Not all of the Protestant missionaries who came west were well suited for working with Indians. Far from home and temperamental, Asa and Sara Smith failed as missionaries but left an important legacy. Asa Smith wrote the first Nez Perce dictionary and grammar, unwittingly taking the first steps in saving the Nez Perce language.
In 1838 Asa and Sarah Smith went west and for two years, would make their home and church near present day Kamiah, Idaho. The Smiths originally had set their sights on going to Asia to work in Siam (present day Thailand) but financial difficulties and the need for missionaries in the west changed their plans. They headed west in the spring of 1838, arriving at Marcus and Narcissa's mission, Waiilatpu, in late August after an arduous trip. At first it was thought to give Waiilatpu to the Smiths to run while the Whitmans relocated to a more central location. Narcissa dissented and after further consultations with Marcus and a Nez Perce headman, known as Lawyer, argued that a station should be opened in Kamiah. The Smith's moved to Kamiah in the spring of 1839 to establish a mission.
After establishing a mission in Kamiah, Smith plunged into his work, taking a census of the Nez Perce and studying the language. Spalding and Smith had a vicious disagreement concerning how to Christianize the Indians. Whitman and Spalding thought the best strategy was to make the Indians farmers. Smith disagreed, thinking that this would make the Nez Perce too "worldly minded". Moreover, Smith clearly saw that Spalding was exaggerating the number of Indians he was contacting. The last straw was two Nez Perce subchiefs Insimmalakin and his brother Inmtamlaiakin ordered the Smiths to leave Kamiah in retaliation for an event that had taken place at

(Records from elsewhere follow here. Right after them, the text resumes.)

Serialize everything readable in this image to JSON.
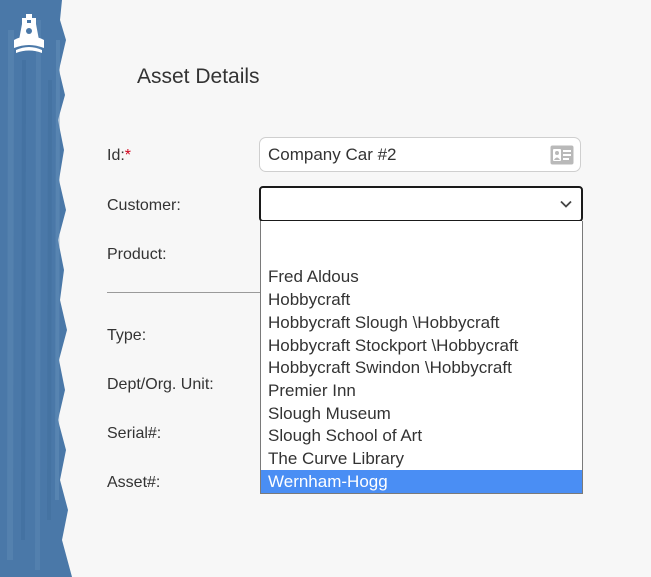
{
  "page": {
    "title": "Asset Details"
  },
  "form": {
    "id_label": "Id:",
    "id_required_mark": "*",
    "id_value": "Company Car #2",
    "customer_label": "Customer:",
    "customer_value": "",
    "product_label": "Product:",
    "type_label": "Type:",
    "dept_label": "Dept/Org. Unit:",
    "serial_label": "Serial#:",
    "asset_label": "Asset#:"
  },
  "customer_dropdown": {
    "options": [
      "",
      "Fred Aldous",
      "Hobbycraft",
      "Hobbycraft Slough \\Hobbycraft",
      "Hobbycraft Stockport \\Hobbycraft",
      "Hobbycraft Swindon \\Hobbycraft",
      "Premier Inn",
      "Slough Museum",
      "Slough School of Art",
      "The Curve Library",
      "Wernham-Hogg"
    ],
    "highlighted": "Wernham-Hogg"
  },
  "icons": {
    "logo": "lighthouse-logo-icon",
    "id_field": "id-card-icon",
    "select": "chevron-down-icon"
  },
  "colors": {
    "brand_blue": "#4a78a8",
    "highlight": "#4a8ef4",
    "required": "#d0021b"
  }
}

The Smiths left Nez Perce country in 1842 and took up a position in the Hawaiian Islands until 1846 when the family returned to the United States.
Did You Know?
Salmon is a sacred fish for the Nez Perce. It is sustained them for thousands of years and has shaped their culture and religion. Today the Nez Perce Tribe is playing a leading role in the restoration of wild Salmon runs in the Columbia River Plateau.